This brings us back to Richard Dawkins. What does he think is the way forward? Political scientists tend to see so much of life as a Prisoner’s Dilemma. Many would argue that we therefore need to have some authority to take more of the decisions out of our hands rather like the way the state supposedly denies the option to a capitalist enterprise to release its toxic wastes into the environment by declaring this illegal. But as we have seen things don’t happen that way. The state, too, is enmeshed in the irrational framework that is capitalist competition.
Dawkins would set rather more store by the Law of the Jungle than the Law of the State as a model for encouraging co-operative behaviour. Suggesting that we have a lot to learn from the animal world around us, he gives the example of gulls which need to groom themselves in order to remove parasitic ticks. The difficulty arises in grooming their heads; which requires the co-operation of another gull. Gulls that cheated on other gulls would soon drive the suckers into extinction. But cheats themselves would eventually follow the suckers since there would be no gulls left willing to groom them.
What are the implications of this for society? Dawkins argues that we saw evidence of a tit-for-tat strategy developing in the trenches of the First World War. Soldiers would deliberately fire above the heads of their ‘enemies’ to signal their desire to cooperate in minimising the mutual damage they could inflict upon one another. Their alleged enemies would respond in kind. Such was the extent to which the ‘disease of peace’ took hold that after two years of this, the generals were eventually forced to completely re-write their battle plans turning instead to surprise tactics which served to destroy the unspoken trust that had been built up on both sides.
Though the insights that game theory has to offer are valuable, their possible application in the sort of society we have today—as the above example makes clear—is limited. We live in a world in which the means of living are monopolised by a small minority. Just as the hierarchical structure of an army invests a general with the power to command his troops so capitalist society itself can only ever be run in the interests of that capitalist minority. But the great majority of the population, the working people, whose interests are constantly thwarted by the dictates of capital, cannot do much to redress the balance within a social system which requires that we remain compelled to prostitute our working abilities for capitalist exploitation.
Real co-operation can only flourish on the foundations of social equality.
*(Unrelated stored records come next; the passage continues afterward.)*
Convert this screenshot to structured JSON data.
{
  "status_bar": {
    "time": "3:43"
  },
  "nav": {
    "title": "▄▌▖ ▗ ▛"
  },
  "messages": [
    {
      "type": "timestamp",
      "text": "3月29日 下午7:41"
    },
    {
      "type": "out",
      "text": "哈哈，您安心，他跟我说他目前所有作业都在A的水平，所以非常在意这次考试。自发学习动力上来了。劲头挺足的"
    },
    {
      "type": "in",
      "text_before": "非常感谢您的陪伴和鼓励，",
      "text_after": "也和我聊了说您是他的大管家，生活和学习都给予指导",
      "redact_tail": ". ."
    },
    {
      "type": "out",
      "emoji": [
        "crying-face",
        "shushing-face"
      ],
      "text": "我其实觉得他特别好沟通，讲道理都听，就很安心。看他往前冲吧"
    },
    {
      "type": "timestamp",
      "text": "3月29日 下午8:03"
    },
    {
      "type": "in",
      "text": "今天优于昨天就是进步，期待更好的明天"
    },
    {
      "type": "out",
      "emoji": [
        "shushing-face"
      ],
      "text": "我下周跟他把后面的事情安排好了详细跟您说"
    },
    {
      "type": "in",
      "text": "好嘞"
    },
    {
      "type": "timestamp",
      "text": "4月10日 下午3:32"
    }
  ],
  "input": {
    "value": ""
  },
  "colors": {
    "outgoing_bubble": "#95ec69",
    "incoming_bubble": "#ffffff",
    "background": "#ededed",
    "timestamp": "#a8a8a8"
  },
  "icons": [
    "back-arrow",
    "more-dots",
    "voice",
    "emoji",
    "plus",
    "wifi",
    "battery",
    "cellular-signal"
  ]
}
Until then, for the great majority at least, we remain suckers with good reason to bear a grudge.